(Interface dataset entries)
#####
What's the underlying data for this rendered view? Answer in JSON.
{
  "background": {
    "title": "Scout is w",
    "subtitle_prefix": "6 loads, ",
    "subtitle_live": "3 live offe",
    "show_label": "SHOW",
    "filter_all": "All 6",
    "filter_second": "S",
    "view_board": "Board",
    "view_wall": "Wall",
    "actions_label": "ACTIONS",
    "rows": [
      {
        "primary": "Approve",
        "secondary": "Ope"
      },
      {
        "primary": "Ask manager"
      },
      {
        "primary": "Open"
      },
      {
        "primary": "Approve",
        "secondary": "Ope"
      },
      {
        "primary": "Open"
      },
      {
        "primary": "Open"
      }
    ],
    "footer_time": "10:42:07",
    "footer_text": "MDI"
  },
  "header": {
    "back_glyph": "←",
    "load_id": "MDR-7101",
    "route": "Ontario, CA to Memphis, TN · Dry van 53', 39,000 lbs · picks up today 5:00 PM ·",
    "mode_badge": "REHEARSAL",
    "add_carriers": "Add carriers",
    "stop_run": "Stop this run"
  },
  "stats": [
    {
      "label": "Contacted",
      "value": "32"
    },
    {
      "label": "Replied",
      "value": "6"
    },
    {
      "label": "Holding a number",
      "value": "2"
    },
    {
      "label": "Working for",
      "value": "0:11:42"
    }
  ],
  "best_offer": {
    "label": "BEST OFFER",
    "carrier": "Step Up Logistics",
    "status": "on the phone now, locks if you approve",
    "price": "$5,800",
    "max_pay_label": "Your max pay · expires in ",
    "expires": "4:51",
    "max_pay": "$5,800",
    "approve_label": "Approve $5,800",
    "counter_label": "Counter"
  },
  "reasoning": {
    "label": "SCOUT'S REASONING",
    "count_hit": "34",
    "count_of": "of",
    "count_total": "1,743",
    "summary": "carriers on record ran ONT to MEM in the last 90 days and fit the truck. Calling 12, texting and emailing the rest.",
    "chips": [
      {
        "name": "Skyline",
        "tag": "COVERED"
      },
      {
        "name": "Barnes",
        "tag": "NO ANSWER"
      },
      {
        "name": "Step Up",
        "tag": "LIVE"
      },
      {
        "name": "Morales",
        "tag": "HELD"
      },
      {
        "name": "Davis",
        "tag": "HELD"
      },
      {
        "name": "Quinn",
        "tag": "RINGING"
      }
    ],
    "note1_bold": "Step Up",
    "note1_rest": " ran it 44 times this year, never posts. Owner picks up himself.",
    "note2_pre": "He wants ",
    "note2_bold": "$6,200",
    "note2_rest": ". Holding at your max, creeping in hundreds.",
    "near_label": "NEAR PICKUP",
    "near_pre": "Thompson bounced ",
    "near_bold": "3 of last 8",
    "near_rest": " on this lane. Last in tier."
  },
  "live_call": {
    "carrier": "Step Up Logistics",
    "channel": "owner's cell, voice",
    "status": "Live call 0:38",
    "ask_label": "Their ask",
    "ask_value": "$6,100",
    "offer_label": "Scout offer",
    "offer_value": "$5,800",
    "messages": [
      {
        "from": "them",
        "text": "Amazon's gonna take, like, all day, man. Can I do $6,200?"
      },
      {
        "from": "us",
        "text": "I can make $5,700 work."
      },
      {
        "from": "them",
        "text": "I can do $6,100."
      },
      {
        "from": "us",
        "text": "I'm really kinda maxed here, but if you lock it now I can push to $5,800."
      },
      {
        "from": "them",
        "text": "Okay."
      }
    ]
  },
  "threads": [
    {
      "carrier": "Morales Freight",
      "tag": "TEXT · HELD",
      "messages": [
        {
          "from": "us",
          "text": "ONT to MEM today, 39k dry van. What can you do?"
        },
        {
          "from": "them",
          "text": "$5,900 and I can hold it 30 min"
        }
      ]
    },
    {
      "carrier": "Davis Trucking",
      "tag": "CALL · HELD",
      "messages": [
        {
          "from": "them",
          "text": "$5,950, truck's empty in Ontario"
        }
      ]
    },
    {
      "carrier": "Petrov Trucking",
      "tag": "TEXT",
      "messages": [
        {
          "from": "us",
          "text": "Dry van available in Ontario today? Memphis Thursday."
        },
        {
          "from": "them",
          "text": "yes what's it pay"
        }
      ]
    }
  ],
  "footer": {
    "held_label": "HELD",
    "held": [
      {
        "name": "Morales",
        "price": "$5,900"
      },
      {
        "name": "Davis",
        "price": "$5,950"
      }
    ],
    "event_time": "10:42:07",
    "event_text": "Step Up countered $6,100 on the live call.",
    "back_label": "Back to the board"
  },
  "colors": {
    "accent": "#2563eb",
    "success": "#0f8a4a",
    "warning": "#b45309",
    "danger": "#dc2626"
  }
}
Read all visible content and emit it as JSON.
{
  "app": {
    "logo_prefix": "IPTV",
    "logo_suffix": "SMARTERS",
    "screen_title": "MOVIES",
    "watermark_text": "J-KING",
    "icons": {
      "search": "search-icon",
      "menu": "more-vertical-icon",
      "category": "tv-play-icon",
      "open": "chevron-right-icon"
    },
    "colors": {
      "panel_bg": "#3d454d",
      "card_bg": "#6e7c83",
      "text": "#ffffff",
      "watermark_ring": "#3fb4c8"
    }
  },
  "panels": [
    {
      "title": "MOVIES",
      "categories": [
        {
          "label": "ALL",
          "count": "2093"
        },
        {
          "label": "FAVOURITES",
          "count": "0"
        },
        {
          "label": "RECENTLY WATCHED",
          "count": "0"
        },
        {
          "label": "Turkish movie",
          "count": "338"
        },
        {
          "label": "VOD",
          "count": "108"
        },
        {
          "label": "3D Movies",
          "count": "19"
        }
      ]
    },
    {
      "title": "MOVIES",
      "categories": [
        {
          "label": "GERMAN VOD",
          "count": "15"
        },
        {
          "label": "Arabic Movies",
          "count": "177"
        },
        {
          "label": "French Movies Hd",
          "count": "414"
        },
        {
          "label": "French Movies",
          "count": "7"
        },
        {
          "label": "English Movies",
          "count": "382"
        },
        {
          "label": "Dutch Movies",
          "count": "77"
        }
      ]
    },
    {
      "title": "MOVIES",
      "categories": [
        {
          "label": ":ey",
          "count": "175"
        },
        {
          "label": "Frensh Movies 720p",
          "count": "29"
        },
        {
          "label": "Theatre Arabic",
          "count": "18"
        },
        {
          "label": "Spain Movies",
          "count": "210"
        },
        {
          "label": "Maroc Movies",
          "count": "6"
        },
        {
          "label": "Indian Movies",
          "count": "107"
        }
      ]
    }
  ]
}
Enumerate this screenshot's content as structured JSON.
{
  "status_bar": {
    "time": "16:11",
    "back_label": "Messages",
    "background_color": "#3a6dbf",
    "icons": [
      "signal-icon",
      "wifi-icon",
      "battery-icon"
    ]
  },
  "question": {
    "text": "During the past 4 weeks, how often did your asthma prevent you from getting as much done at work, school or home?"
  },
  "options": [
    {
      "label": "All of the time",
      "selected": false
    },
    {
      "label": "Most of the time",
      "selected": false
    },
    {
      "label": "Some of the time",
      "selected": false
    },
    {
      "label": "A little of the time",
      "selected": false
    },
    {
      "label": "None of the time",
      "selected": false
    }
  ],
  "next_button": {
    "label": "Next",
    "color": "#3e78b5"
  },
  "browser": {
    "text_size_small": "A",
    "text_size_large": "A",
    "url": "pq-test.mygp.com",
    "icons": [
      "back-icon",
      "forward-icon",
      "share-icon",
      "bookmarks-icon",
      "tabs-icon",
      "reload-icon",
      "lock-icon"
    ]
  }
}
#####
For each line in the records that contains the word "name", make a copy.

EXERCISE OUTPUT >>
        "name": "Skyline",
        "name": "Barnes",
        "name": "Step Up",
        "name": "Morales",
        "name": "Davis",
        "name": "Quinn",
        "name": "Morales",
        "name": "Davis",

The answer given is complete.